Whisks the Tea ””Chasen” craftsman, Tango Tanimura”

Whisks the Tea
””Chasen” craftsman, Tango Tanimura”

Tradition passed down in the home of ”chasen”

The tips of the bamboo lightly touches the tea bowl. The gentle sound of whisking tea is heard during the tea ceremony.
Ceramic bowls and tea vessels are important for the tea ceremony, but ”chasen” is obviously equally as important. Ikoma city in Takayama is responsible for approximately 80 to 90% of all ”chasen” in the country. It is a village home to ”chasen”.
”Chasen” became indispensible for tea around the 15th century, when matcha became the main type of tea served at tea ceremonies. The ”wabi” tea founder Jukou Murata appointed Sozei to create ”chasen” as a tool to whisk tea. After a a period of struggling, he completed the ”chasen”. The ”chasen” he completed was presented to the emperor at the time, who was impressed so much with its beauty, he named it ”Takaho”.This is the start of the Takayama ”chasen”. Techniques used to create Takayama ”chasen” is a family secret, secretly passed on to only one son. Tango Tanimura is the 20th generation who has inherited the secret techniques.

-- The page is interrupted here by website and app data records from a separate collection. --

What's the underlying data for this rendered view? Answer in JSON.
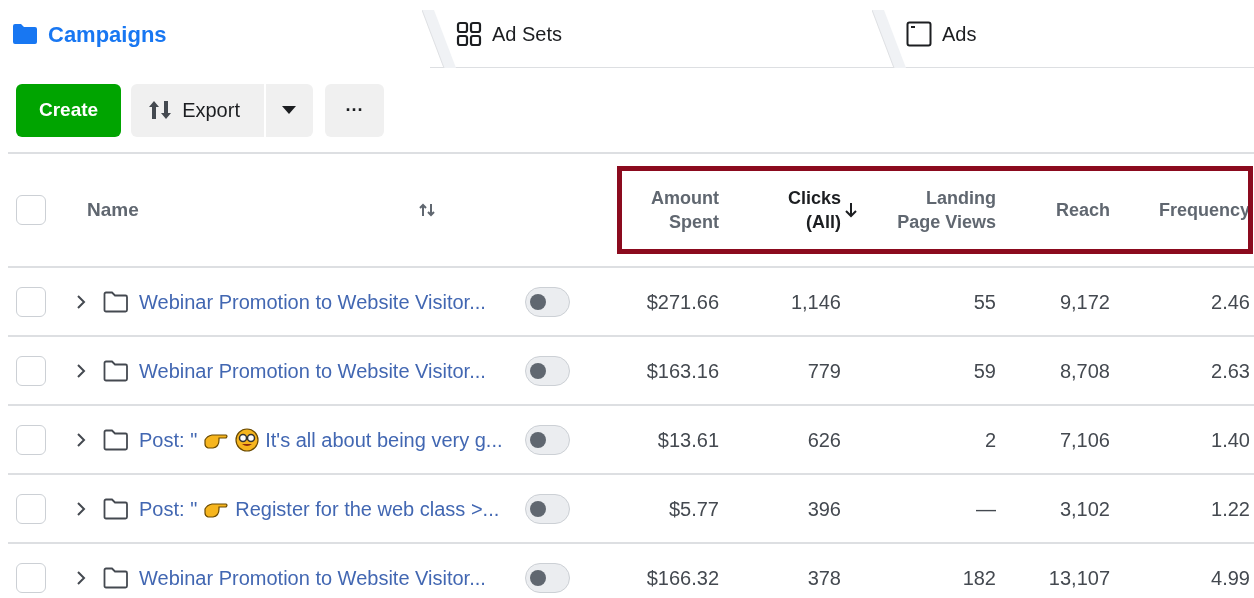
{
  "tabs": [
    {
      "label": "Campaigns",
      "kind": "folder",
      "selected": true
    },
    {
      "label": "Ad Sets",
      "kind": "grid",
      "selected": false
    },
    {
      "label": "Ads",
      "kind": "window",
      "selected": false
    }
  ],
  "toolbar": {
    "create": "Create",
    "export": "Export",
    "more": "···"
  },
  "table": {
    "all_checked": false,
    "name_column": "Name",
    "columns": [
      {
        "label": "Amount Spent",
        "sorted": false
      },
      {
        "label": "Clicks (All)",
        "sorted": true
      },
      {
        "label": "Landing Page Views",
        "sorted": false
      },
      {
        "label": "Reach",
        "sorted": false
      },
      {
        "label": "Frequency",
        "sorted": false
      }
    ],
    "rows": [
      {
        "name": [
          {
            "kind": "text",
            "text": "Webinar Promotion to Website Visitor..."
          }
        ],
        "on": false,
        "checked": false,
        "values": [
          "$271.66",
          "1,146",
          "55",
          "9,172",
          "2.46"
        ]
      },
      {
        "name": [
          {
            "kind": "text",
            "text": "Webinar Promotion to Website Visitor..."
          }
        ],
        "on": false,
        "checked": false,
        "values": [
          "$163.16",
          "779",
          "59",
          "8,708",
          "2.63"
        ]
      },
      {
        "name": [
          {
            "kind": "text",
            "text": "Post: \""
          },
          {
            "kind": "pointing-hand"
          },
          {
            "kind": "nerd-face"
          },
          {
            "kind": "text",
            "text": "It's all about being very g..."
          }
        ],
        "on": false,
        "checked": false,
        "values": [
          "$13.61",
          "626",
          "2",
          "7,106",
          "1.40"
        ]
      },
      {
        "name": [
          {
            "kind": "text",
            "text": "Post: \""
          },
          {
            "kind": "pointing-hand"
          },
          {
            "kind": "text",
            "text": "Register for the web class >..."
          }
        ],
        "on": false,
        "checked": false,
        "values": [
          "$5.77",
          "396",
          "—",
          "3,102",
          "1.22"
        ]
      },
      {
        "name": [
          {
            "kind": "text",
            "text": "Webinar Promotion to Website Visitor..."
          }
        ],
        "on": false,
        "checked": false,
        "values": [
          "$166.32",
          "378",
          "182",
          "13,107",
          "4.99"
        ]
      }
    ]
  }
}
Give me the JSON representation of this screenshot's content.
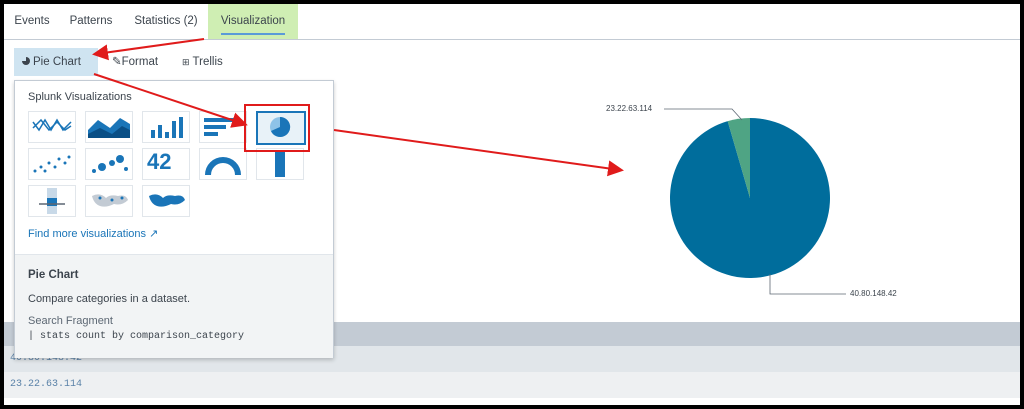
{
  "tabs": [
    {
      "label": "Events"
    },
    {
      "label": "Patterns"
    },
    {
      "label": "Statistics (2)"
    },
    {
      "label": "Visualization"
    }
  ],
  "subbar": {
    "pie_label": "Pie Chart",
    "format_label": "Format",
    "trellis_label": "Trellis"
  },
  "dropdown": {
    "title": "Splunk Visualizations",
    "find_more": "Find more visualizations",
    "selected_name": "Pie Chart",
    "selected_desc": "Compare categories in a dataset.",
    "fragment_title": "Search Fragment",
    "fragment_code": "| stats count by comparison_category",
    "icons": [
      "line-chart-icon",
      "area-chart-icon",
      "column-chart-icon",
      "bar-chart-icon",
      "pie-chart-icon",
      "scatter-chart-icon",
      "bubble-chart-icon",
      "single-value-icon",
      "radial-gauge-icon",
      "filler-gauge-icon",
      "marker-gauge-icon",
      "cluster-map-icon",
      "choropleth-map-icon"
    ],
    "single_value_text": "42"
  },
  "chart_data": {
    "type": "pie",
    "slices": [
      {
        "label": "40.80.148.42",
        "value": 95.5,
        "color": "#006d9c"
      },
      {
        "label": "23.22.63.114",
        "value": 4.5,
        "color": "#4fa484"
      }
    ]
  },
  "table": {
    "rows": [
      "40.80.148.42",
      "23.22.63.114"
    ]
  },
  "colors": {
    "annotation": "#e01b1b",
    "active_tab": "#cfeeb3",
    "selected_button": "#cfe4f1"
  }
}
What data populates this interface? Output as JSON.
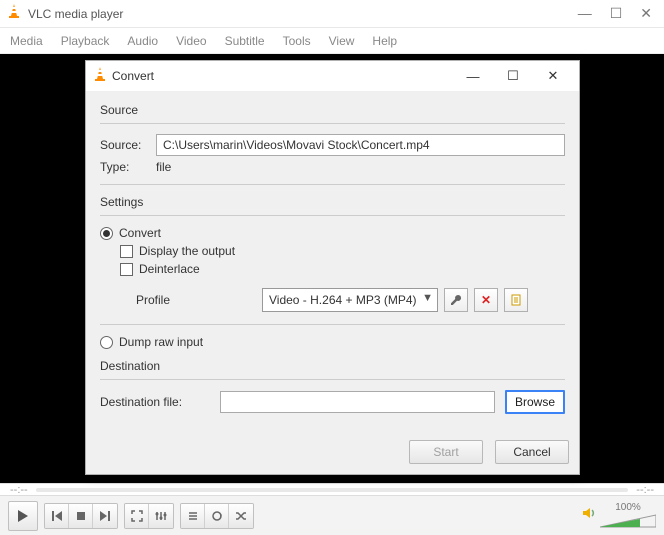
{
  "main": {
    "title": "VLC media player",
    "menus": [
      "Media",
      "Playback",
      "Audio",
      "Video",
      "Subtitle",
      "Tools",
      "View",
      "Help"
    ],
    "seek_left": "--:--",
    "seek_right": "--:--",
    "volume_label": "100%"
  },
  "dialog": {
    "title": "Convert",
    "source": {
      "section_label": "Source",
      "source_label": "Source:",
      "source_value": "C:\\Users\\marin\\Videos\\Movavi Stock\\Concert.mp4",
      "type_label": "Type:",
      "type_value": "file"
    },
    "settings": {
      "section_label": "Settings",
      "convert_label": "Convert",
      "display_output_label": "Display the output",
      "deinterlace_label": "Deinterlace",
      "profile_label": "Profile",
      "profile_value": "Video - H.264 + MP3 (MP4)",
      "dump_label": "Dump raw input"
    },
    "destination": {
      "section_label": "Destination",
      "file_label": "Destination file:",
      "file_value": "",
      "browse_label": "Browse"
    },
    "footer": {
      "start_label": "Start",
      "cancel_label": "Cancel"
    }
  }
}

Delicate technique to make ”chasen”

”Chasen” is a ”tool”. Therefore the priority lies in usability. It take extremely delicate skills to create, as each bamboo differs and the craftsman needs to adapt to each according to its characteristic. When you observe the ”chasen”, you realize that it is intricately made, with each and every tip delicately completed. It is no wonder the beauty captures your eyes.
At this workshop, the ”chashaku”, the small wooden spoons used to scoop ”matcha” powder, are made as well. Nakata had a try at carving one. It is carved out of one piece of bamboo, and Nakata’s hands need to loosen up for the process.
”Chasen” tends to be regarded as a minor tool in the whole art of tea ceremony, but it in fact has a profound existence. Its graceful appearance represents a tradition that has been continuously carved for over 500 years.


Tango Tanimura, ”chasen” craftsman
Ikoma-shi Nara